Which Joe gave his name to ‘sloppy joes’? We look at five interesting sandwiches and their lexical origins.
- ‘Debbie, the youngest daughter of drunkard Frank Smith, is as nutty as a fruitcake and totally unpredictable - a bit like the rest of the Smith clan.’
- ‘He was a man who was a wise as a venerable oak to some and as nutty as a fruitcake to others.’
- ‘Eugene O'Neill, in his 1914 play, The Movie Man, coined a memorable simile: ‘We sure are as nutty as a fruitcake or we wouldn't be here.’’
- ‘Only 16.7 percent of them are non compos mentis, or, in football terms, nutty as a fruitcake.’
- ‘She also said that after working in entertainment for 42 years, ‘there's no way you can do that and not be as nutty as a fruitcake.’’
We take a look at several popular, though confusing, punctuation marks.
From Afghanistan to Zimbabwe, discover surprising and intriguing language facts from around the globe.

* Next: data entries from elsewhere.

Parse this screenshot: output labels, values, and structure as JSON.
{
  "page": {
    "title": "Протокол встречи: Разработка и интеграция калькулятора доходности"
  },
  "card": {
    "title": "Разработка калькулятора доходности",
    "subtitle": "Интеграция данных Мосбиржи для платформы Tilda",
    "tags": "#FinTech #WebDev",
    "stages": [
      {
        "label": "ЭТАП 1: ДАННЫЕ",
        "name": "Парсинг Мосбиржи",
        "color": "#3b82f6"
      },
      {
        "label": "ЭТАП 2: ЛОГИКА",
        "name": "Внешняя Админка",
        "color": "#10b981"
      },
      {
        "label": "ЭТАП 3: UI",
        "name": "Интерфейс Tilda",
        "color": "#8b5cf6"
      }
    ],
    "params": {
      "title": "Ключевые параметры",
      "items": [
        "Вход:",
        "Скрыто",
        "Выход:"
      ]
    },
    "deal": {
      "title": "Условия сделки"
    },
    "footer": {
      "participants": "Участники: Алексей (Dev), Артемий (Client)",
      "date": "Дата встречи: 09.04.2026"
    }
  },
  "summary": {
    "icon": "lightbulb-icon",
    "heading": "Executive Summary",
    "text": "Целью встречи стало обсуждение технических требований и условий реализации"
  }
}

The definitions of ‘buddy’ and ‘bro’ in the OED have recently been revised. We explore their history and increase in popularity.